We’ve all seen those color-coded air-quality charts on the news — warnings about smog, ozone, and pollen. Now it may be time to add a new alert to the list: illegal drugs. Researchers have found that regions with greater cocaine and marijuana use have higher levels of these drugs in the surrounding atmosphere.
A few studies since the mid-1990s have shown that illicit drugs make their way into the atmosphere. In 2007, for example, analytical chemist Angelo Cecinato and colleagues at the Institute of Atmospheric Pollution Research in Rome, detected small amounts of cocaine in the air of Rome and the city of Taranto on the coast of southern Italy. “We considered it a curiosity,” Cecinato says.
But further research revealed that atmospheric concentrations of certain drugs were higher wherever drug use was presumed to be more prevalent, eading Cecinato and co-workers to wonder if they had found a better way to estimate the extent of drug abuse in a given area. Currently, authorities must rely on indirect information, such as communitywide surveys or questionnaires and police records. These methods can be time-consuming and expensive, Cecinato explains. Measuring the amount of drugs in the air, his group suspected, might be accurate, fast, and cheap.
To find out, Cecinato and colleagues analyzed the air in 20 spots in eight regions of Italy in winter and 39 sites in 14 regions in summer. The investigators collected air samples, extracted the contaminants, and analyzed the results, checking for cocaine and cannabinoids (the active ingredients in marijuana). To rule out false positives caused by other compounds, the team also tested for common pollutants including hydrocarbons, ozone, and nitric oxide.
Relationships were evaluated to show how strongly two factors correlate when plotted on a graph. When the researchers compared their results against records of drug-related criminal activity, they found that airborne concentrations of cocaine correlated with the amount of drugs seized by police.
Average concentrations of cocaine also correlated strongly with users’ requests for detoxification treatment, the team reports in Science of the Total Environment.
The data also showed possible associations between air levels of cocaine and some types of crime, such as robbery. Statistical relationships between cocaine levels and some cancers, and between cannabinoid levels and mental disorders, also turned up. But Cecinato cautions that it’s not clear what — if anything — those correlations mean. The study could be a starting point for future research, he says.
Epidemiologist Wilson Compton of the National Institute on Drug Abuse, in Bethesda, Md., calls the work innovative. “We’re always looking for more accurate ways to gauge the amount of drug use in communities,” he says, adding that better information could lead to improved treatment, education, and policing.

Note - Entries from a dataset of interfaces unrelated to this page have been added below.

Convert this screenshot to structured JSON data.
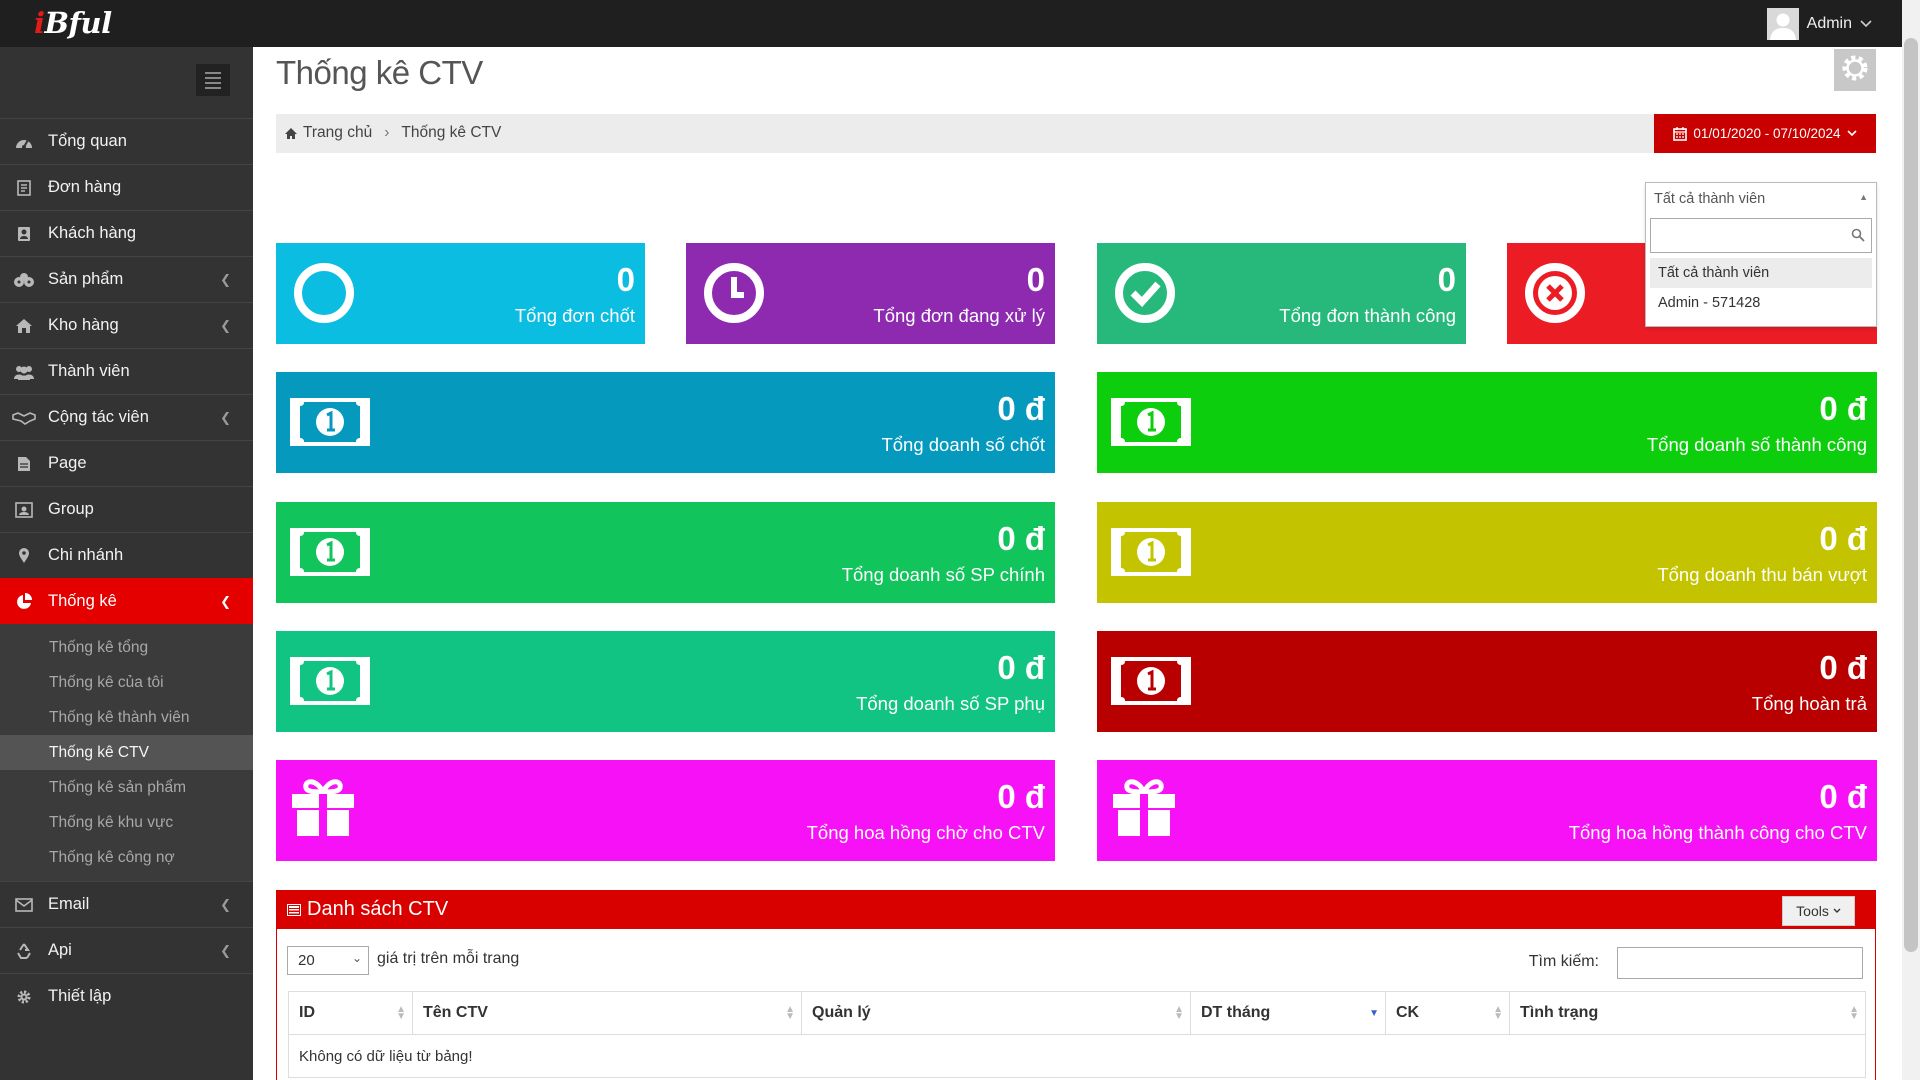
{
  "app": {
    "logo_i": "i",
    "logo_rest": "Bful",
    "user_name": "Admin"
  },
  "sidebar": {
    "items": [
      {
        "label": "Tổng quan",
        "icon": "dashboard-icon"
      },
      {
        "label": "Đơn hàng",
        "icon": "orders-icon"
      },
      {
        "label": "Khách hàng",
        "icon": "customer-icon"
      },
      {
        "label": "Sản phẩm",
        "icon": "products-icon"
      },
      {
        "label": "Kho hàng",
        "icon": "warehouse-icon"
      },
      {
        "label": "Thành viên",
        "icon": "members-icon"
      },
      {
        "label": "Cộng tác viên",
        "icon": "handshake-icon"
      },
      {
        "label": "Page",
        "icon": "page-icon"
      },
      {
        "label": "Group",
        "icon": "group-icon"
      },
      {
        "label": "Chi nhánh",
        "icon": "map-marker-icon"
      },
      {
        "label": "Thống kê",
        "icon": "pie-chart-icon"
      },
      {
        "label": "Email",
        "icon": "email-icon"
      },
      {
        "label": "Api",
        "icon": "recycle-icon"
      },
      {
        "label": "Thiết lập",
        "icon": "gear-icon"
      }
    ],
    "stats_sub": [
      "Thống kê tổng",
      "Thống kê của tôi",
      "Thống kê thành viên",
      "Thống kê CTV",
      "Thống kê sản phẩm",
      "Thống kê khu vực",
      "Thống kê công nợ"
    ]
  },
  "page": {
    "title": "Thống kê CTV",
    "breadcrumb_home": "Trang chủ",
    "breadcrumb_current": "Thống kê CTV",
    "date_range": "01/01/2020 - 07/10/2024"
  },
  "member_filter": {
    "selected": "Tất cả thành viên",
    "search_value": "",
    "options": [
      "Tất cả thành viên",
      "Admin - 571428"
    ]
  },
  "tiles": {
    "orders_closed": {
      "value": "0",
      "label": "Tổng đơn chốt"
    },
    "orders_processing": {
      "value": "0",
      "label": "Tổng đơn đang xử lý"
    },
    "orders_success": {
      "value": "0",
      "label": "Tổng đơn thành công"
    },
    "revenue_closed": {
      "value": "0 đ",
      "label": "Tổng doanh số chốt"
    },
    "revenue_success": {
      "value": "0 đ",
      "label": "Tổng doanh số thành công"
    },
    "revenue_main": {
      "value": "0 đ",
      "label": "Tổng doanh số SP chính"
    },
    "revenue_over": {
      "value": "0 đ",
      "label": "Tổng doanh thu bán vượt"
    },
    "revenue_sub": {
      "value": "0 đ",
      "label": "Tổng doanh số SP phụ"
    },
    "refund": {
      "value": "0 đ",
      "label": "Tổng hoàn trả"
    },
    "comm_pending": {
      "value": "0 đ",
      "label": "Tổng hoa hồng chờ cho CTV"
    },
    "comm_success": {
      "value": "0 đ",
      "label": "Tổng hoa hồng thành công cho CTV"
    }
  },
  "colors": {
    "accent_red": "#e50000",
    "tile_cyan": "#0bbde1",
    "tile_purple": "#8d2ab0",
    "tile_teal_green": "#27b97c",
    "tile_red": "#ec1c24",
    "tile_dark_cyan": "#0599bd",
    "tile_lime": "#0cce0c",
    "tile_green": "#12c45c",
    "tile_olive": "#c3c300",
    "tile_teal": "#12c483",
    "tile_dark_red": "#b80000",
    "tile_magenta": "#f611f6"
  },
  "table": {
    "title": "Danh sách CTV",
    "tools_label": "Tools",
    "page_size": "20",
    "page_size_label": "giá trị trên mỗi trang",
    "search_label": "Tìm kiếm:",
    "search_value": "",
    "columns": [
      "ID",
      "Tên CTV",
      "Quản lý",
      "DT tháng",
      "CK",
      "Tình trạng"
    ],
    "empty_text": "Không có dữ liệu từ bảng!"
  }
}
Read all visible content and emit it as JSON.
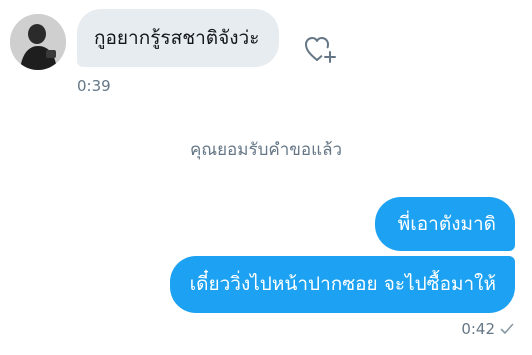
{
  "conversation": {
    "incoming": {
      "avatar_icon": "user-avatar-photo",
      "text": "กูอยากรู้รสชาติจังว่ะ",
      "timestamp": "0:39",
      "like_icon": "heart-plus-icon"
    },
    "system_message": "คุณยอมรับคำขอแล้ว",
    "outgoing": [
      {
        "text": "พี่เอาตังมาดิ"
      },
      {
        "text": "เดี๋ยววิ่งไปหน้าปากซอย จะไปซื้อมาให้"
      }
    ],
    "outgoing_timestamp": "0:42",
    "outgoing_status_icon": "sent-check-icon"
  },
  "colors": {
    "outgoing_bubble": "#1da1f2",
    "incoming_bubble": "#e6ecf0",
    "meta_text": "#657786"
  }
}
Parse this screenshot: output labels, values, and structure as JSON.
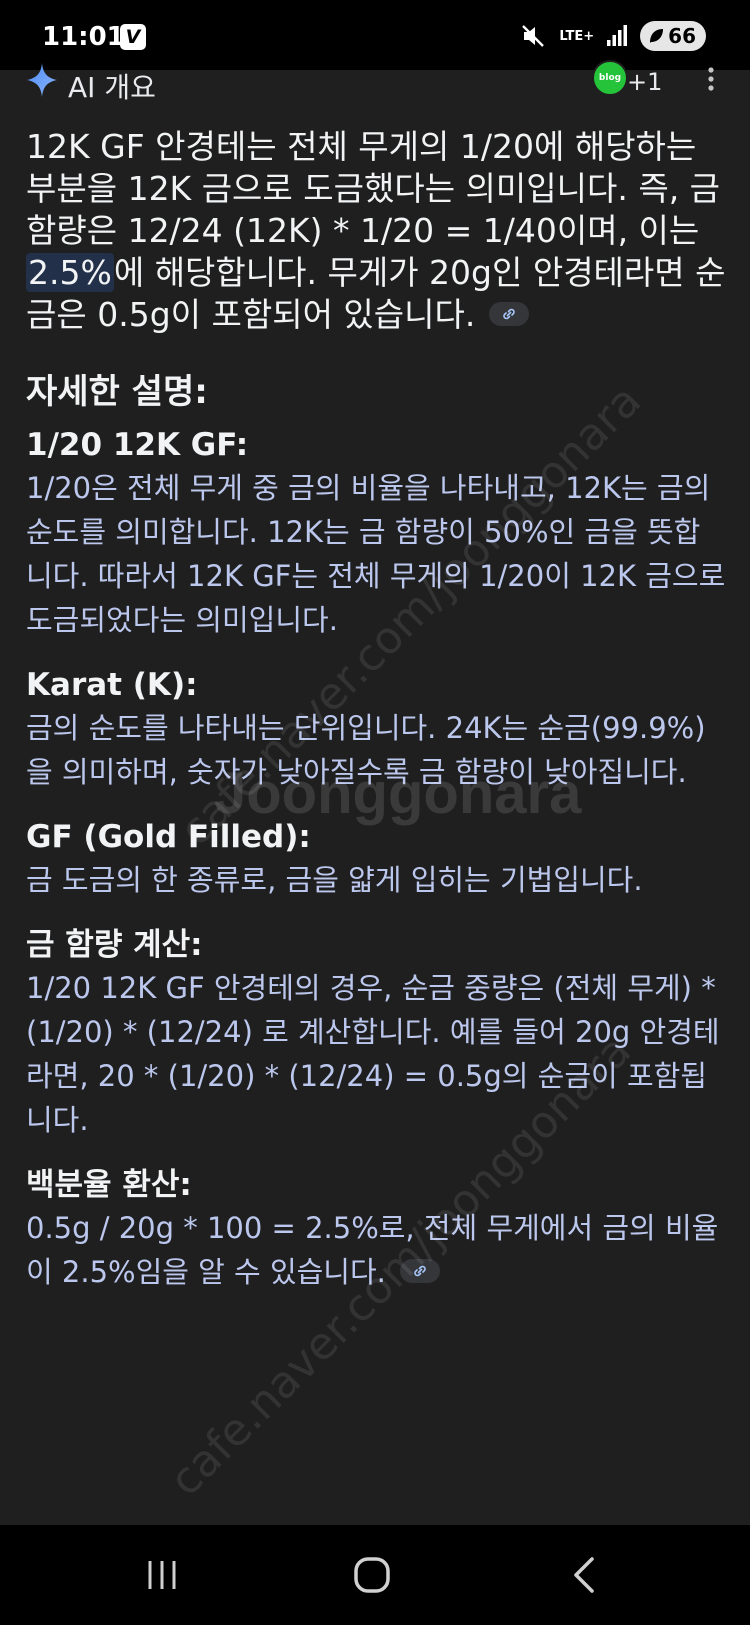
{
  "status_bar": {
    "time": "11:01",
    "app_icon": "V",
    "network": "LTE+",
    "battery": "66",
    "icons": [
      "mute-icon",
      "signal-icon",
      "leaf-icon"
    ]
  },
  "ai_overview": {
    "title": "AI 개요",
    "source_badge": "blog",
    "source_count": "+1",
    "icons": [
      "sparkle-icon",
      "more-vert-icon"
    ]
  },
  "summary": {
    "before": "12K GF 안경테는 전체 무게의 1/20에 해당하는 부분을 12K 금으로 도금했다는 의미입니다. 즉, 금 함량은 12/24 (12K) * 1/20 = 1/40이며, 이는 ",
    "highlight": "2.5%",
    "after": "에 해당합니다. 무게가 20g인 안경테라면 순금은 0.5g이 포함되어 있습니다."
  },
  "details": {
    "heading": "자세한 설명:",
    "items": [
      {
        "title": "1/20 12K GF:",
        "body": "1/20은 전체 무게 중 금의 비율을 나타내고, 12K는 금의 순도를 의미합니다. 12K는 금 함량이 50%인 금을 뜻합니다. 따라서 12K GF는 전체 무게의 1/20이 12K 금으로 도금되었다는 의미입니다."
      },
      {
        "title": "Karat (K):",
        "body": "금의 순도를 나타내는 단위입니다. 24K는 순금(99.9%)을 의미하며, 숫자가 낮아질수록 금 함량이 낮아집니다."
      },
      {
        "title": "GF (Gold Filled):",
        "body": "금 도금의 한 종류로, 금을 얇게 입히는 기법입니다."
      },
      {
        "title": "금 함량 계산:",
        "body": "1/20 12K GF 안경테의 경우, 순금 중량은 (전체 무게) * (1/20) * (12/24) 로 계산합니다. 예를 들어 20g 안경테라면, 20 * (1/20) * (12/24) = 0.5g의 순금이 포함됩니다."
      },
      {
        "title": "백분율 환산:",
        "body": "0.5g / 20g * 100 = 2.5%로, 전체 무게에서 금의 비율이 2.5%임을 알 수 있습니다."
      }
    ]
  },
  "watermark": {
    "main": "Joonggonara",
    "diagonal": "cafe.naver.com/joonggonara"
  },
  "nav_bar": {
    "icons": [
      "recent-apps-icon",
      "home-icon",
      "back-icon"
    ]
  }
}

Regarding the possible health risks to non-users, Compton said “I wouldn’t sound any alarm bells based on this one study. But the researchers did find this link, and it’s worth further exploration. Second-hand cigarette smoke wasn’t considered a health threat either, until comparatively recently.”